Nasdaq caused $35 mn loss in Facebook IPO: broker

May 24, 2012

A New York broker has asked Nasdaq to compensate it for up to $35 million in losses on the Facebook initial public offering due to the market's computer problems on the first day of trade.

Recommended for you

Chinese tech giant Alibaba set to make a splash with US IPO

3 hours ago

The largest tech IPO of the year will come from a company that many Americans have never heard of. Alibaba Group - a Chinese e-commerce behemoth - has decided to go public in the U.S. after months of speculation that it would ...

Ex-Apple chief plans mobile phone for India

Apr 19, 2014

Former Apple chief executive John Sculley, whose marketing skills helped bring the personal computer to desktops worldwide, says he plans to launch a mobile phone in India to exploit its still largely untapped ...

Airbnb rental site raises $450 mn

Apr 19, 2014

Online lodging listings website Airbnb inked a $450 million funding deal with investors led by TPG, a source close to the matter said Friday.

User comments : 0

More news stories

Growing app industry has developers racing to keep up

Smartphone application developers say they are challenged by the glut of apps as well as the need to update their software to keep up with evolving phone technology, making creative pricing strategies essential to finding ...

Making graphene in your kitchen

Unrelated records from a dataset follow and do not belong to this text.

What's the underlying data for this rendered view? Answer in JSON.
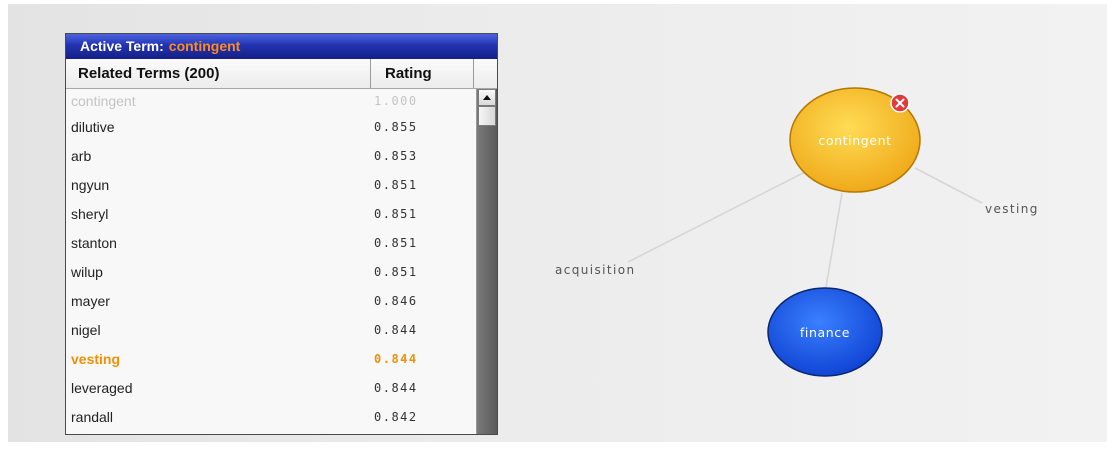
{
  "panel": {
    "title_label": "Active Term:",
    "title_value": "contingent",
    "columns": {
      "term": "Related Terms (200)",
      "rating": "Rating"
    },
    "rows": [
      {
        "term": "contingent",
        "rating": "1.000",
        "dimmed": true
      },
      {
        "term": "dilutive",
        "rating": "0.855"
      },
      {
        "term": "arb",
        "rating": "0.853"
      },
      {
        "term": "ngyun",
        "rating": "0.851"
      },
      {
        "term": "sheryl",
        "rating": "0.851"
      },
      {
        "term": "stanton",
        "rating": "0.851"
      },
      {
        "term": "wilup",
        "rating": "0.851"
      },
      {
        "term": "mayer",
        "rating": "0.846"
      },
      {
        "term": "nigel",
        "rating": "0.844"
      },
      {
        "term": "vesting",
        "rating": "0.844",
        "highlighted": true
      },
      {
        "term": "leveraged",
        "rating": "0.844"
      },
      {
        "term": "randall",
        "rating": "0.842"
      }
    ]
  },
  "scrollbar": {
    "up_icon": "arrow-up-icon",
    "position": 0
  },
  "graph": {
    "active_node": {
      "label": "contingent",
      "close_icon": "close-icon"
    },
    "child_nodes": [
      {
        "label": "finance"
      }
    ],
    "term_labels": [
      "acquisition",
      "vesting"
    ]
  },
  "colors": {
    "title_bar": "#2233b0",
    "active_term": "#ff8b1f",
    "highlight": "#f0900a",
    "dimmed": "#c4c4c4",
    "node_active": "#eea515",
    "node_child": "#0c3fcf",
    "close": "#e23a3a",
    "edge": "#d6d6d6"
  }
}
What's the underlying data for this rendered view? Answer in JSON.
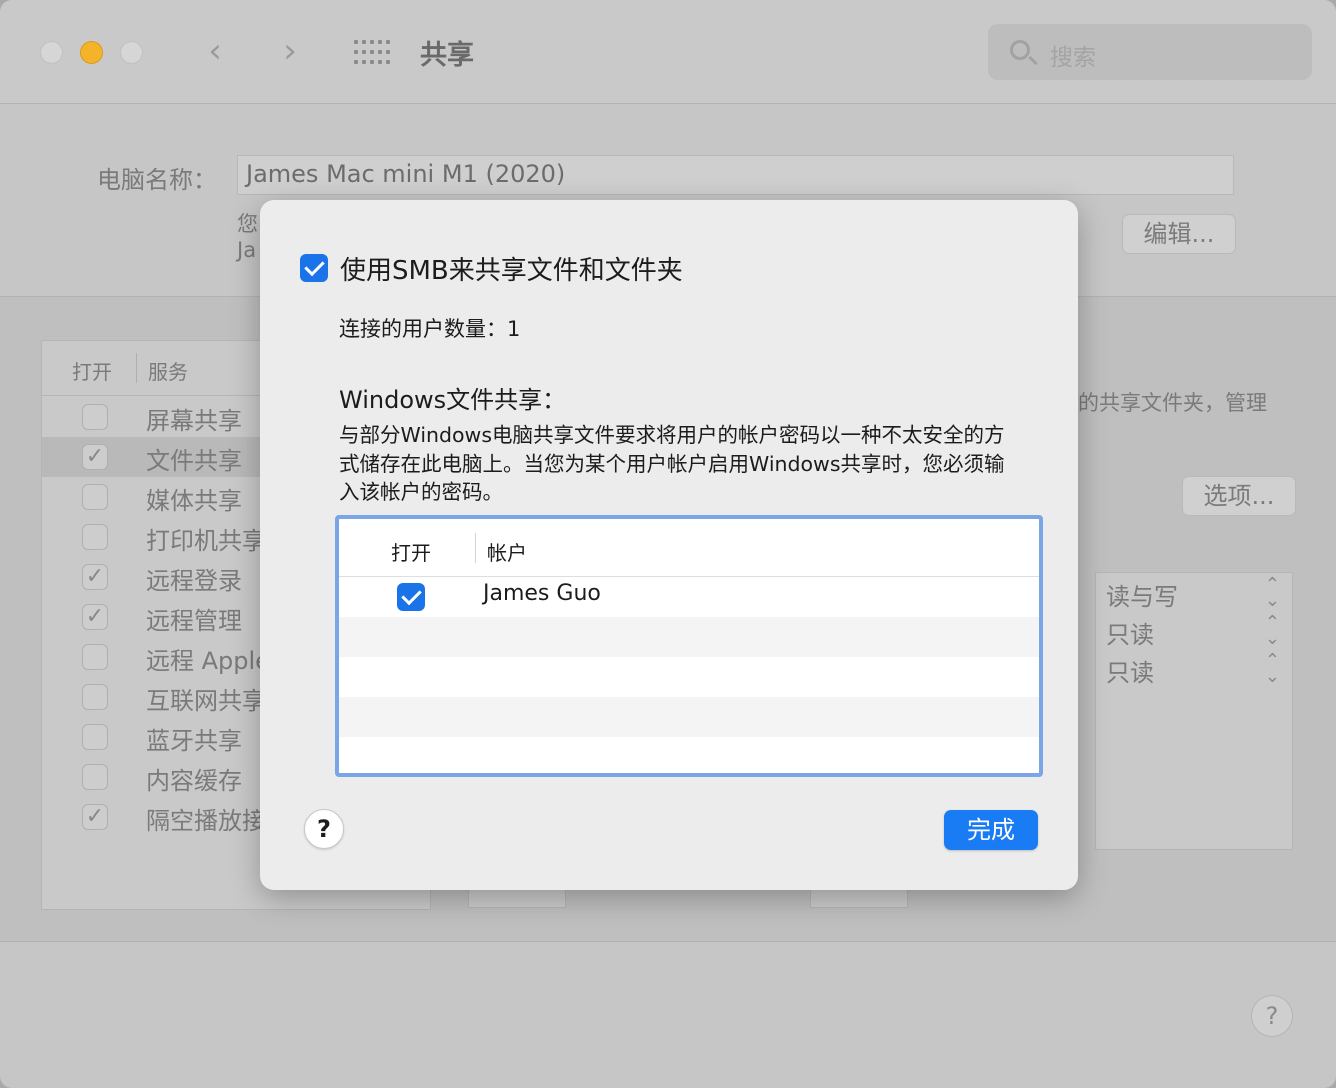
{
  "window": {
    "title": "共享"
  },
  "search": {
    "placeholder": "搜索"
  },
  "computer_name": {
    "label": "电脑名称：",
    "value": "James Mac mini M1 (2020)",
    "partial_line1": "您",
    "partial_line2": "Ja",
    "edit_label": "编辑..."
  },
  "services": {
    "col_on": "打开",
    "col_service": "服务",
    "items": [
      {
        "label": "屏幕共享",
        "checked": false
      },
      {
        "label": "文件共享",
        "checked": true
      },
      {
        "label": "媒体共享",
        "checked": false
      },
      {
        "label": "打印机共享",
        "checked": false
      },
      {
        "label": "远程登录",
        "checked": true
      },
      {
        "label": "远程管理",
        "checked": true
      },
      {
        "label": "远程 Apple",
        "checked": false
      },
      {
        "label": "互联网共享",
        "checked": false
      },
      {
        "label": "蓝牙共享",
        "checked": false
      },
      {
        "label": "内容缓存",
        "checked": false
      },
      {
        "label": "隔空播放接",
        "checked": true
      }
    ]
  },
  "right_partial_text": "的共享文件夹，管理",
  "options_label": "选项...",
  "permissions": [
    "读与写",
    "只读",
    "只读"
  ],
  "sheet": {
    "smb_label": "使用SMB来共享文件和文件夹",
    "users_count": "连接的用户数量：1",
    "windows_title": "Windows文件共享：",
    "windows_desc": "与部分Windows电脑共享文件要求将用户的帐户密码以一种不太安全的方式储存在此电脑上。当您为某个用户帐户启用Windows共享时，您必须输入该帐户的密码。",
    "table": {
      "col_on": "打开",
      "col_account": "帐户",
      "rows": [
        {
          "name": "James Guo",
          "checked": true
        }
      ]
    },
    "help_label": "?",
    "done_label": "完成"
  },
  "help_label": "?",
  "colors": {
    "accent": "#1a7cf5",
    "checkbox": "#1a73e8",
    "table_focus": "#7aa6e8"
  }
}
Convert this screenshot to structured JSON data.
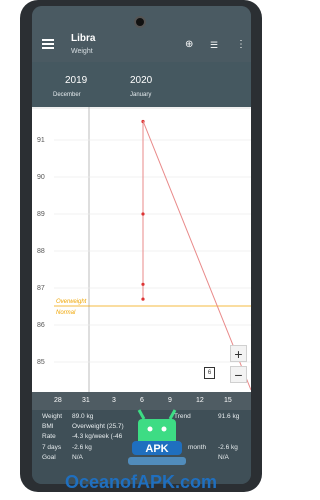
{
  "app": {
    "title": "Libra",
    "subtitle": "Weight"
  },
  "toolbar": {
    "add_icon": "add-circle-icon",
    "list_icon": "list-icon",
    "more_icon": "more-vert-icon",
    "menu_icon": "menu-icon"
  },
  "timeline": {
    "years": [
      {
        "year": "2019",
        "month": "December"
      },
      {
        "year": "2020",
        "month": "January"
      }
    ]
  },
  "chart_data": {
    "type": "line",
    "y_ticks": [
      "91",
      "90",
      "89",
      "88",
      "87",
      "86",
      "85"
    ],
    "x_ticks": [
      "28",
      "31",
      "3",
      "6",
      "9",
      "12",
      "15"
    ],
    "bands": [
      {
        "label": "Overweight",
        "color": "#f0a500"
      },
      {
        "label": "Normal",
        "color": "#f0a500"
      }
    ],
    "points": [
      91.5,
      89.0,
      87.1,
      86.7
    ],
    "trend_color": "#e98a8a"
  },
  "controls": {
    "zoom_in": "+",
    "zoom_out": "−",
    "calendar_day": "6"
  },
  "stats": {
    "weight_label": "Weight",
    "weight_value": "89.0 kg",
    "trend_label": "Trend",
    "trend_value": "91.6 kg",
    "bmi_label": "BMI",
    "bmi_value": "Overweight (25.7)",
    "rate_label": "Rate",
    "rate_value": "-4.3 kg/week (-46",
    "days7_label": "7 days",
    "days7_value": "-2.6 kg",
    "month_label": "month",
    "month_value": "-2.6 kg",
    "goal_label": "Goal",
    "goal_value": "N/A",
    "expected_value": "N/A"
  },
  "watermark": "OceanofAPK.com",
  "logo_text": "APK",
  "colors": {
    "appbar": "#4a5a62",
    "chart_line": "#e98a8a",
    "band": "#f0a500",
    "android_green": "#3ddc84"
  }
}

Graphene has been touted as a wonder material—the world's thinnest substance, but super-strong. Now scientists say it is so easy to make you could produce some in your kitchen.